Yikes. Since participating in the Agile Transformational Leader workshop last week, I’m looking at almost every Agile-related post / blog / tweet differently. It’s oh so tempting to chime in everywhere, and that would probably not work and come across the wrong way. I wonder what would be effective.

Originally posted on 2018-03-27 at 01:06 via https://www.linkedin.com/feed/update/urn%3Ali%3Ashare%3A6384203679012126720

Here is a tiny thing I learned about transformational leadership:

Going from “I am x” (where x is some troubling or upsetting feeling or self-judgment, and thinking that x is part of your identity, i.e. x “has” you), to “I have x” (and realizing that x does not “have” you, i.e. it is not part of your identity) is a big part of becoming a more effective leader.

It takes working on your mindset and auto-pilot thinking to go beyond “I am x”. And it is really hard work. Not physically hard. Mentally hard.

Thanks Michael Spayd and Michele Madore!

Originally posted on 2018-03-24 at 02:04 via https://www.linkedin.com/feed/update/urn%3Ali%3Ashare%3A6383131250118529024

[This is a re-post from LinkedIn]

Are you seeing pessimism and seeming division in the Agile community? I’m seeing some of that lately, expressed on LinkedIn.

I get that it can be hard to keep a positive attitude in the face of reports that tell us that a lot of Agile journeys seem to not bring the desired results. And I also firmly believe that Agile CAN bring about positive change. I’ve seen it first-hand in the work I’ve done. Of course, there have been times when the prevailing currents have made it difficult, but on the whole, I’ve seen that change IS possible.

I wonder what a sort of declaration of Agile optimism might look like? Maybe something like this:

  • I believe that people have the capacity to change – when supported with caring, courage and openness.
  • I believe that organizations have the capacity to change – when the people in it spend enough time listening well to each other.
  • I believe that Agile values and principles can help with change – when really internalized and lived out.
  • I believe that learning from others’ experience is possible – when keeping an open mind and taking a good look at context.

That is, change is possible – and we realize that we need to help each other in making it happen. Do you think about Agile optimistically?

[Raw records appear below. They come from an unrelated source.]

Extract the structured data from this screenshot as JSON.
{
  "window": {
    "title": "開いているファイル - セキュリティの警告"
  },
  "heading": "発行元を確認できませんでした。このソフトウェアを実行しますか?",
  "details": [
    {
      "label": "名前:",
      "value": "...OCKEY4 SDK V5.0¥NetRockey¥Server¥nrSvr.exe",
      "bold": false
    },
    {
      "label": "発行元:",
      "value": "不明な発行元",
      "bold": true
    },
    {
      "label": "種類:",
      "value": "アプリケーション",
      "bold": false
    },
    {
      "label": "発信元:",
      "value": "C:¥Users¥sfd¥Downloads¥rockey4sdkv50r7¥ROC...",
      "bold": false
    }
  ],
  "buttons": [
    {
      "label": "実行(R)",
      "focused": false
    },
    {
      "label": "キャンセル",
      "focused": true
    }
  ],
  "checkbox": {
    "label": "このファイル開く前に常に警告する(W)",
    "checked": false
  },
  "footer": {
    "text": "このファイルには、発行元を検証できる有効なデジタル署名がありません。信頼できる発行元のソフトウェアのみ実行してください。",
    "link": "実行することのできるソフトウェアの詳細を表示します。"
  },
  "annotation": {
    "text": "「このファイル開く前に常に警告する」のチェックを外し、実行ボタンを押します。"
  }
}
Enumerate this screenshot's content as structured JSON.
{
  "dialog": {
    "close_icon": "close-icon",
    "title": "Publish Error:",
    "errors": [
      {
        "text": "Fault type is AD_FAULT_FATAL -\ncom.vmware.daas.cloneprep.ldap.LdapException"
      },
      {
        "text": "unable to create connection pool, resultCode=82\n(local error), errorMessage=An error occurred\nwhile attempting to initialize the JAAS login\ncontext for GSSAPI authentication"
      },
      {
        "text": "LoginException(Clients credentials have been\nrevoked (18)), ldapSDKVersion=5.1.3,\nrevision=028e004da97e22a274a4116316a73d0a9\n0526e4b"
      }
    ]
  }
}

P.S.: If you are interested in reading about what might help and hinder Agile journeys, check out the book Susan DiFabio, George Dinwiddie, Rich Valde, Dan Neumann and I wrote together on that very topic: http://leanpub.com/agilejourneys